We can practically hear you saying, "I've never liked brussels sprouts."
But have you ever really given them a chance? Our delicious recipe is
one reason to change your mind. The other? A study from Harvard Medical
School and School of Public Health that found women who ate the most
cruciferous vegetables, like broccoli and brussels sprouts, were most
likely to continue to breeze through the Sunday crossword puzzle.
Researchers followed 13,000 women for 27 years, calling them
periodically over a six-year period with memory tests, and found that
those who regularly filled their plates with green vegetables showed
much slower rates of cognitive decline.<br />
<strong>Balsamic brussels sprouts</strong><br />
Prep time: 5 min<br />
Total time: 10 min<br />
500 g brussels sprouts<br />
2 tbsp olive oil<br />
1/3 cup white balsamic vinegar<br />
1 tbsp granulated sugar<br />
1/8 tsp salt<br />
1. Cut brussels sprouts into quarters. Heat a large saucepan over high.
Add olive oil, then sprouts. Cook until sprouts turn bright green, about
2 min. <br />
2. Stir in vinegar, sugar and salt. Cook, stirring occasion- ally, until sprouts are lightly caramelized, 3 more min.<br />
Serves 4.<br />
Per serving: 140 calories, 4g protein,16g carbs,7g fat, 5g fibre, 105 mg sodium.
6. Do build bones with a salmon sandwich
Don't sweat it if you don't do dairy: Canned salmon – with the bones mashed in – is an excellent way to get your fill of calcium. Just one serving (about half a can) gives you about 50 percent of your daily requirement.
Avoid toxins: Opt for wild-caught Alaskan salmon.

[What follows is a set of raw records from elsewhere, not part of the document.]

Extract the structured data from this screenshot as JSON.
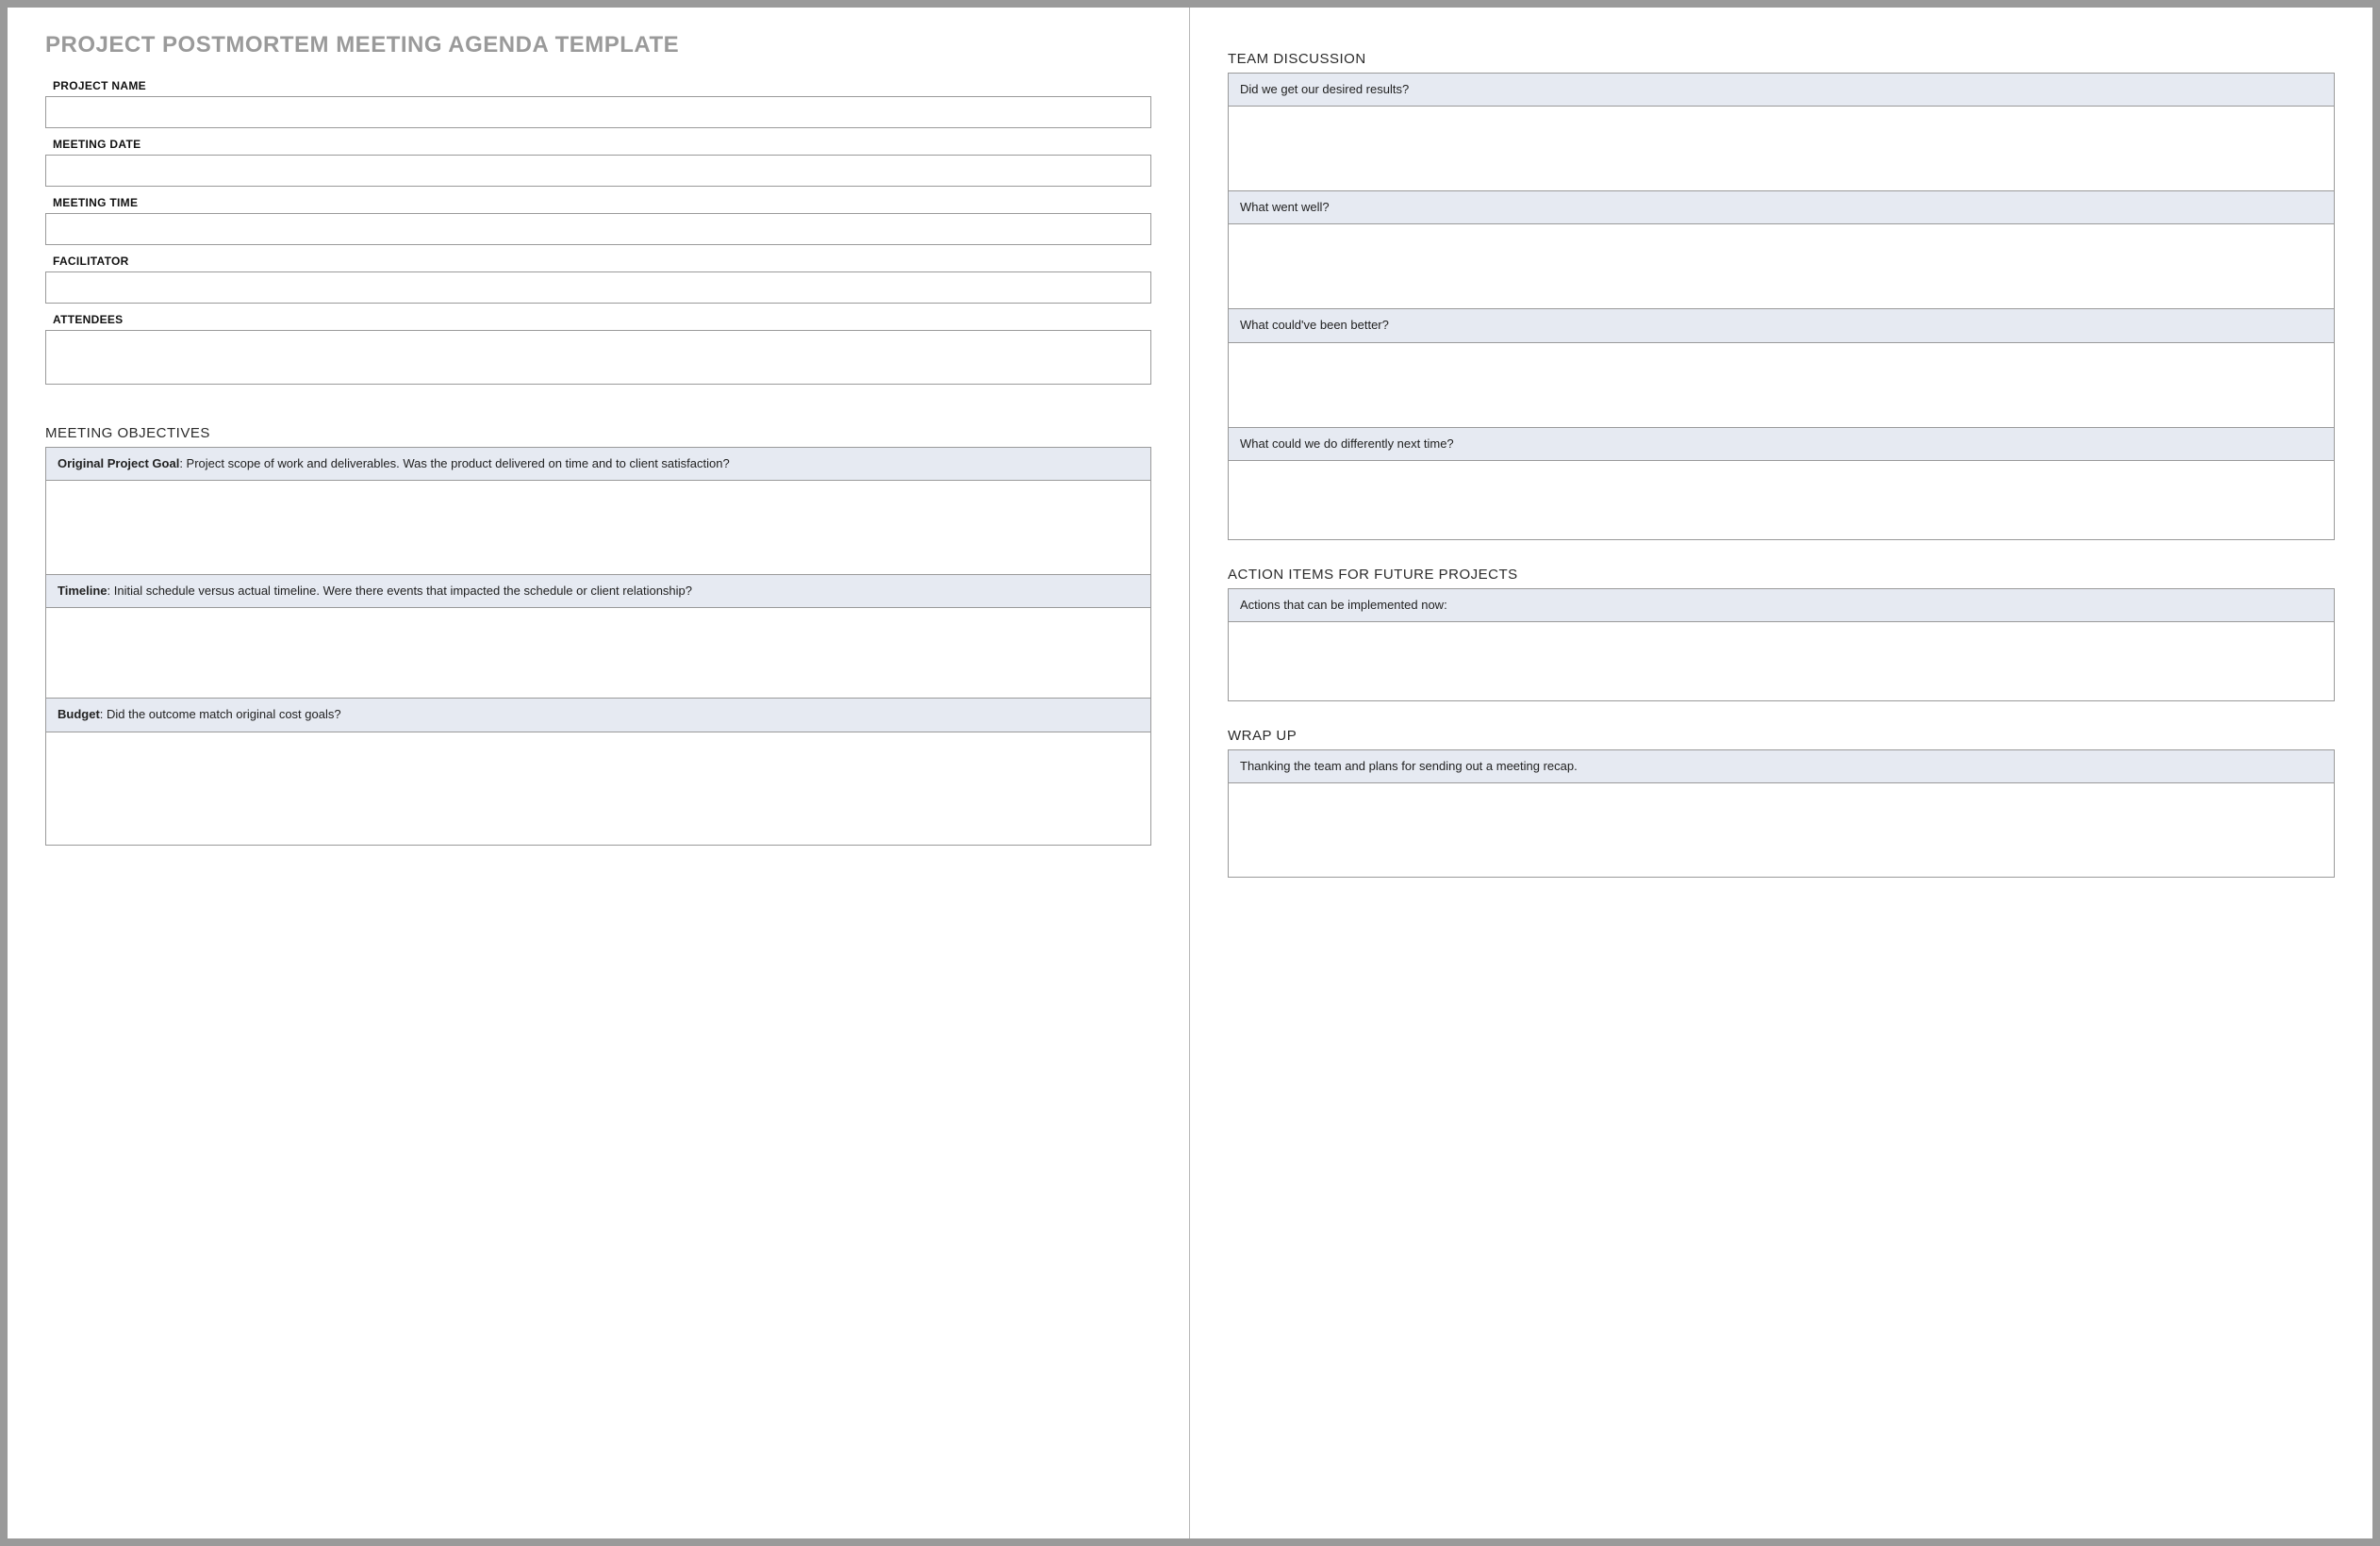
{
  "title": "PROJECT POSTMORTEM MEETING AGENDA TEMPLATE",
  "fields": {
    "project_name": {
      "label": "PROJECT NAME",
      "value": ""
    },
    "meeting_date": {
      "label": "MEETING DATE",
      "value": ""
    },
    "meeting_time": {
      "label": "MEETING TIME",
      "value": ""
    },
    "facilitator": {
      "label": "FACILITATOR",
      "value": ""
    },
    "attendees": {
      "label": "ATTENDEES",
      "value": ""
    }
  },
  "objectives": {
    "heading": "MEETING OBJECTIVES",
    "items": [
      {
        "bold": "Original Project Goal",
        "text": ": Project scope of work and deliverables. Was the product delivered on time and to client satisfaction?",
        "value": ""
      },
      {
        "bold": "Timeline",
        "text": ": Initial schedule versus actual timeline. Were there events that impacted the schedule or client relationship?",
        "value": ""
      },
      {
        "bold": "Budget",
        "text": ": Did the outcome match original cost goals?",
        "value": ""
      }
    ]
  },
  "discussion": {
    "heading": "TEAM DISCUSSION",
    "items": [
      {
        "prompt": "Did we get our desired results?",
        "value": ""
      },
      {
        "prompt": "What went well?",
        "value": ""
      },
      {
        "prompt": "What could've been better?",
        "value": ""
      },
      {
        "prompt": "What could we do differently next time?",
        "value": ""
      }
    ]
  },
  "action_items": {
    "heading": "ACTION ITEMS FOR FUTURE PROJECTS",
    "prompt": "Actions that can be implemented now:",
    "value": ""
  },
  "wrap_up": {
    "heading": "WRAP UP",
    "prompt": "Thanking the team and plans for sending out a meeting recap.",
    "value": ""
  }
}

Research by the American activist group Environmental Defense Fund has found it has the lowest risk of mercury contamination and is among the most environmentally friendly.<br />
For the salmon cake recipe shown in image, <a href="http://food.chatelaine.com/Recipes/View/Salmon-cakes-with-lemony-snow-peas" target="_blank">click here</a>.
7. Do prevent wrinkles with red peppers
These naturally sweet beauties are packed with vitamin C, a
phytonutrient that stimulates collagen to ward off wrinkles. And you get
more than you need in just 1 cup of red peppers, which contains 124 mg
(nearly twice the optimal daily dose).
Make it a habit: </strong>Add peppers to sandwiches, pizza, salads, omelettes and
stir-fries. Vitamin C doesn't stick around in our bodies for long, so
top up often. Cooking peppers can make them lose some vitamin C, so for
maximum benefit, eat them raw.<br />
For the pork stir-fry with red pepper recipe shown in image, <a target="_blank" href="http://food.chatelaine.com/Recipes/View/Pork_broccoli_stir_fry">click here</a>.
8. Do fight diabetes with cinnamon
A half teaspoon of cinnamon a day may help lower blood sugar levels, according to a study of type 2 diabetics in the <em>Journal of the American Board of Family Medicine</em>. They found the spice helped participants with appetite control and even helped prevent weight gain over the long term.